:: Given entries ::

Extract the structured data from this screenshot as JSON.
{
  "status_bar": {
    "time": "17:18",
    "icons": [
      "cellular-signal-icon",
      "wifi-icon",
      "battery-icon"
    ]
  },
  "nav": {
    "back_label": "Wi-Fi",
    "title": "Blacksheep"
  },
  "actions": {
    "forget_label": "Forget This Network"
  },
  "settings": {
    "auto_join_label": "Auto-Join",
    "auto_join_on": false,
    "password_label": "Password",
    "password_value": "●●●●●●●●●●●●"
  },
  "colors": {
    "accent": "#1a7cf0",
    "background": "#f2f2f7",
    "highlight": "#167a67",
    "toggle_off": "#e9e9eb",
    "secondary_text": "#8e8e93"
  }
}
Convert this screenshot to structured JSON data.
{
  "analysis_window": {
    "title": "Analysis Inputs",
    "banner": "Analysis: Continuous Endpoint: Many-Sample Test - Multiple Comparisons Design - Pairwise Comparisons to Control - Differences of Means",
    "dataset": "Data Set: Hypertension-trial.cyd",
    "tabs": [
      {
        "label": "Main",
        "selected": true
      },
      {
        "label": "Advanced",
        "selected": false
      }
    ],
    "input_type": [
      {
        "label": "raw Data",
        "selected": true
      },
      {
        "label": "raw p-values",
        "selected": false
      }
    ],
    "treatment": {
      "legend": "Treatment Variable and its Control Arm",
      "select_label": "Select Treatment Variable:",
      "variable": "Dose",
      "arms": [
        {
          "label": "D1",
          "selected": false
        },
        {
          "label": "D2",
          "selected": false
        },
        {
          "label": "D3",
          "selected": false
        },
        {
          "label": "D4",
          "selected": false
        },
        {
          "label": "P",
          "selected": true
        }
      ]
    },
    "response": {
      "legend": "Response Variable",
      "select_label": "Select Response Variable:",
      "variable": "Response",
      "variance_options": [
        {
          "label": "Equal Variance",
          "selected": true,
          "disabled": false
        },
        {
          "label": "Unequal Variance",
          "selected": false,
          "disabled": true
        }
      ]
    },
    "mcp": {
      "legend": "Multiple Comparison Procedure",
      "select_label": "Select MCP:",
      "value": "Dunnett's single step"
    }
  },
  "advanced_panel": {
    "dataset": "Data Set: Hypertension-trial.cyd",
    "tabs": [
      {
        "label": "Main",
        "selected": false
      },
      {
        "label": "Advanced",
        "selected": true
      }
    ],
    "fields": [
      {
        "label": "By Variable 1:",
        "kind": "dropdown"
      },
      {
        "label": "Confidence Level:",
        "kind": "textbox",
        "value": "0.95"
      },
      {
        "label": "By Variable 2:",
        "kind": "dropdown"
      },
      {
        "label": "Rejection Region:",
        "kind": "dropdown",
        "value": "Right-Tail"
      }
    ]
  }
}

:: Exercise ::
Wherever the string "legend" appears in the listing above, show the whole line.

:: Response ::
      "legend": "Treatment Variable and its Control Arm",
      "legend": "Response Variable",
      "legend": "Multiple Comparison Procedure",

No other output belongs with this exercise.